» Component data from apps and pages:
>>>
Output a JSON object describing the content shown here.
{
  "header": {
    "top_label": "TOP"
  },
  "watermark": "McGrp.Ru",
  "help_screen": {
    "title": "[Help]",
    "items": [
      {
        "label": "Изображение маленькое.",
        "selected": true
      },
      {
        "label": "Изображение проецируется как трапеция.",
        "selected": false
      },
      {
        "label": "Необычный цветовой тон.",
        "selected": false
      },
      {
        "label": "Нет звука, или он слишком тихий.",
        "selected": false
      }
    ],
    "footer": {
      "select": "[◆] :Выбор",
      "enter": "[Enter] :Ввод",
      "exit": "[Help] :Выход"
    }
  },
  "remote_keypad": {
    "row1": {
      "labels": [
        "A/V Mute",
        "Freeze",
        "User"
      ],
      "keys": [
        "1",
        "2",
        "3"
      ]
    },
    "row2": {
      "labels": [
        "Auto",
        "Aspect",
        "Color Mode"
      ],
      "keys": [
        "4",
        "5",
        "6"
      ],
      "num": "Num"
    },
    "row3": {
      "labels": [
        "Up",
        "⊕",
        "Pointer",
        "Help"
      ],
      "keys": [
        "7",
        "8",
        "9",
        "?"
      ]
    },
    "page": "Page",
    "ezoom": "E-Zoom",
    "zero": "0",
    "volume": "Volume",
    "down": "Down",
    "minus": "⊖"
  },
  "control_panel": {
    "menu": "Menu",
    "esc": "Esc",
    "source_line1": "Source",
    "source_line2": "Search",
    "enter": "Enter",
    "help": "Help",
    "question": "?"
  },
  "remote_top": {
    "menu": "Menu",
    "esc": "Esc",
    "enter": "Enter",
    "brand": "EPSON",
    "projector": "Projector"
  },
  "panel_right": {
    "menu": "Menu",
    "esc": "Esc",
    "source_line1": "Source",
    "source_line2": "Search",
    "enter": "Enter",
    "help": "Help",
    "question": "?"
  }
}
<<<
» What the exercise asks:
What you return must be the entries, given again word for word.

» Solution to this problem:
Output a JSON object describing the content shown here.
{
  "header": {
    "top_label": "TOP"
  },
  "watermark": "McGrp.Ru",
  "help_screen": {
    "title": "[Help]",
    "items": [
      {
        "label": "Изображение маленькое.",
        "selected": true
      },
      {
        "label": "Изображение проецируется как трапеция.",
        "selected": false
      },
      {
        "label": "Необычный цветовой тон.",
        "selected": false
      },
      {
        "label": "Нет звука, или он слишком тихий.",
        "selected": false
      }
    ],
    "footer": {
      "select": "[◆] :Выбор",
      "enter": "[Enter] :Ввод",
      "exit": "[Help] :Выход"
    }
  },
  "remote_keypad": {
    "row1": {
      "labels": [
        "A/V Mute",
        "Freeze",
        "User"
      ],
      "keys": [
        "1",
        "2",
        "3"
      ]
    },
    "row2": {
      "labels": [
        "Auto",
        "Aspect",
        "Color Mode"
      ],
      "keys": [
        "4",
        "5",
        "6"
      ],
      "num": "Num"
    },
    "row3": {
      "labels": [
        "Up",
        "⊕",
        "Pointer",
        "Help"
      ],
      "keys": [
        "7",
        "8",
        "9",
        "?"
      ]
    },
    "page": "Page",
    "ezoom": "E-Zoom",
    "zero": "0",
    "volume": "Volume",
    "down": "Down",
    "minus": "⊖"
  },
  "control_panel": {
    "menu": "Menu",
    "esc": "Esc",
    "source_line1": "Source",
    "source_line2": "Search",
    "enter": "Enter",
    "help": "Help",
    "question": "?"
  },
  "remote_top": {
    "menu": "Menu",
    "esc": "Esc",
    "enter": "Enter",
    "brand": "EPSON",
    "projector": "Projector"
  },
  "panel_right": {
    "menu": "Menu",
    "esc": "Esc",
    "source_line1": "Source",
    "source_line2": "Search",
    "enter": "Enter",
    "help": "Help",
    "question": "?"
  }
}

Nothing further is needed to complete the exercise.